JERUSALEM (AP) -- Israeli settlers from an unauthorized West Bank outpost said Monday they reached a deal with the country's government to allow them to stay put for two more years, despite Israeli Supreme Court orders to evacuate them next month.
The Migron settlement, built in 2001 on what authorities say is private Palestinian land, is seen as a test case for the Israeli government's resolve -- or lack thereof -- concerning unauthorized settlement outposts.
Israel will build an entirely new settlement on a nearby hilltop to house the evicted Migron dwellers, said Itay Chemo, spokesman of the Migron settlement. The decision comes despite an Israeli promise to the U.S. that it would not initiate new settlements in the West Bank, nor expand existing ones.
"We think it is a victory," Chemo said. "Finally there is an agreement to bring about justice, not just to destroy, and to take a little bit of national responsibilty."
He said a government representative reached an agreement with Migron settlers to delay their eviction until Israel finishes building the new settlement, which will take about two years and three months to complete.
He said that the government representative, Benny Begin, also promised that the evacuated outpost would be put to public use, such as for agriculture or tourism. Begin was unavailable for comment.
An Israeli government spokesman could not confirm the deal, which needs Supreme Court approval.
Israel promised the U.S. in 2003 to dismantle Migron and dozens more unauthorized settler outposts built on land Palestinians claim for a future state. But it has flouted that promise.
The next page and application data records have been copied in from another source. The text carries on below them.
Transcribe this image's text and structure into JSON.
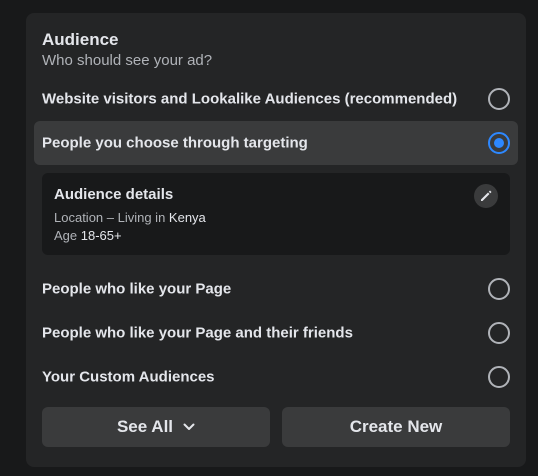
{
  "audience": {
    "title": "Audience",
    "subtitle": "Who should see your ad?"
  },
  "options": [
    {
      "label": "Website visitors and Lookalike Audiences (recommended)",
      "selected": false
    },
    {
      "label": "People you choose through targeting",
      "selected": true
    },
    {
      "label": "People who like your Page",
      "selected": false
    },
    {
      "label": "People who like your Page and their friends",
      "selected": false
    },
    {
      "label": "Your Custom Audiences",
      "selected": false
    }
  ],
  "details": {
    "title": "Audience details",
    "location_prefix": "Location – Living in ",
    "location_value": "Kenya",
    "age_prefix": "Age ",
    "age_value": "18-65+",
    "edit_icon": "pencil-icon"
  },
  "buttons": {
    "see_all": "See All",
    "see_all_icon": "chevron-down-icon",
    "create_new": "Create New"
  },
  "colors": {
    "accent": "#2d88ff",
    "card": "#242526",
    "selected_row": "#3a3b3c",
    "details_bg": "#18191a"
  }
}
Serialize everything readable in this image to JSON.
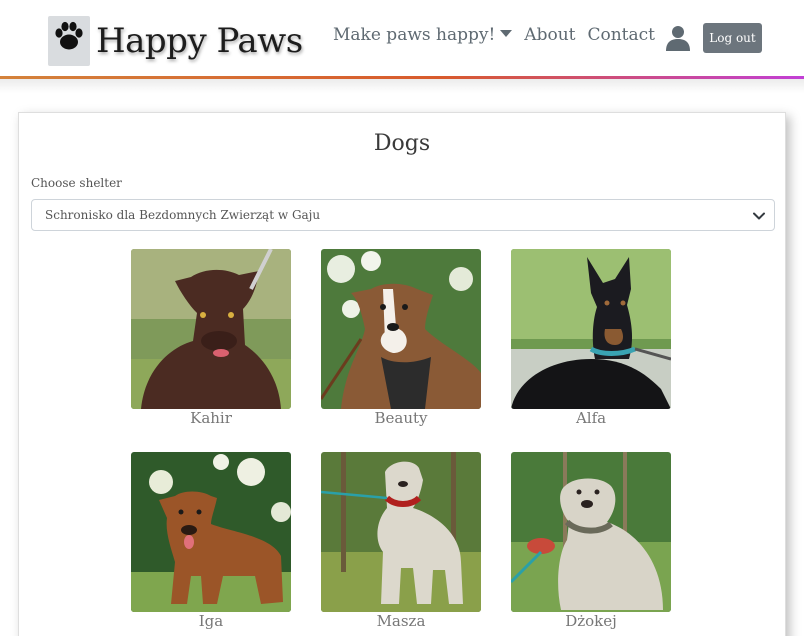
{
  "header": {
    "brand": "Happy Paws",
    "nav": [
      {
        "label": "Make paws happy!",
        "dropdown": true
      },
      {
        "label": "About"
      },
      {
        "label": "Contact"
      }
    ],
    "logout_label": "Log out",
    "accent_gradient": [
      "#d4823b",
      "#d85a2c",
      "#c23fd6"
    ]
  },
  "main": {
    "title": "Dogs",
    "shelter_label": "Choose shelter",
    "shelter_selected": "Schronisko dla Bezdomnych Zwierząt w Gaju",
    "dogs": [
      {
        "name": "Kahir"
      },
      {
        "name": "Beauty"
      },
      {
        "name": "Alfa"
      },
      {
        "name": "Iga"
      },
      {
        "name": "Masza"
      },
      {
        "name": "Dżokej"
      }
    ]
  },
  "colors": {
    "logout_button": "#6c757d",
    "logo_bg": "#d9dcdf"
  }
}
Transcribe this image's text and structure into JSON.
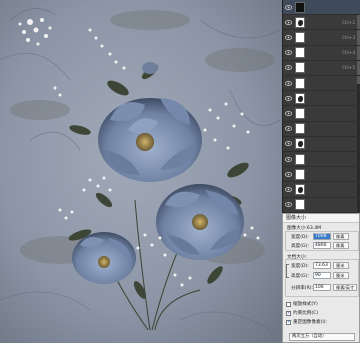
{
  "layers": {
    "rows": [
      {
        "name": "",
        "shortcut": "",
        "thumb": "dark",
        "active": true
      },
      {
        "name": "",
        "shortcut": "Ctrl+2",
        "thumb": "blob",
        "active": false
      },
      {
        "name": "",
        "shortcut": "Ctrl+3",
        "thumb": "white",
        "active": false
      },
      {
        "name": "",
        "shortcut": "Ctrl+4",
        "thumb": "white",
        "active": false
      },
      {
        "name": "",
        "shortcut": "Ctrl+5",
        "thumb": "white",
        "active": false
      },
      {
        "name": "",
        "shortcut": "",
        "thumb": "white",
        "active": false
      },
      {
        "name": "",
        "shortcut": "",
        "thumb": "blob",
        "active": false
      },
      {
        "name": "",
        "shortcut": "",
        "thumb": "white",
        "active": false
      },
      {
        "name": "",
        "shortcut": "",
        "thumb": "white",
        "active": false
      },
      {
        "name": "",
        "shortcut": "",
        "thumb": "blob",
        "active": false
      },
      {
        "name": "",
        "shortcut": "",
        "thumb": "white",
        "active": false
      },
      {
        "name": "",
        "shortcut": "",
        "thumb": "white",
        "active": false
      },
      {
        "name": "",
        "shortcut": "",
        "thumb": "blob",
        "active": false
      },
      {
        "name": "",
        "shortcut": "",
        "thumb": "white",
        "active": false
      }
    ]
  },
  "dialog": {
    "title": "图像大小",
    "image_size": "图像大小:63.4M",
    "width_label": "宽度(D):",
    "width_value": "7008",
    "width_unit": "像素",
    "height_label": "高度(G):",
    "height_value": "4800",
    "height_unit": "像素",
    "doc_label": "文档大小:",
    "doc_width_label": "宽度(D):",
    "doc_width_value": "73.63",
    "doc_width_unit": "厘米",
    "doc_height_label": "高度(G):",
    "doc_height_value": "90",
    "doc_height_unit": "厘米",
    "resolution_label": "分辨率(R):",
    "resolution_value": "100",
    "resolution_unit": "像素/英寸",
    "scale_styles": "缩放样式(Y)",
    "constrain": "约束比例(C)",
    "resample": "重定图像像素(I):",
    "resample_method": "两次立方（自动）"
  }
}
Migron was built in 2001 on what authorities say is private Palestinian land. Settlers say no Arab plaintiffs have yet proved land ownership. They say they have a God-given right to populate the West Bank.
The Israeli dovish group Peace Now objected to the proposal.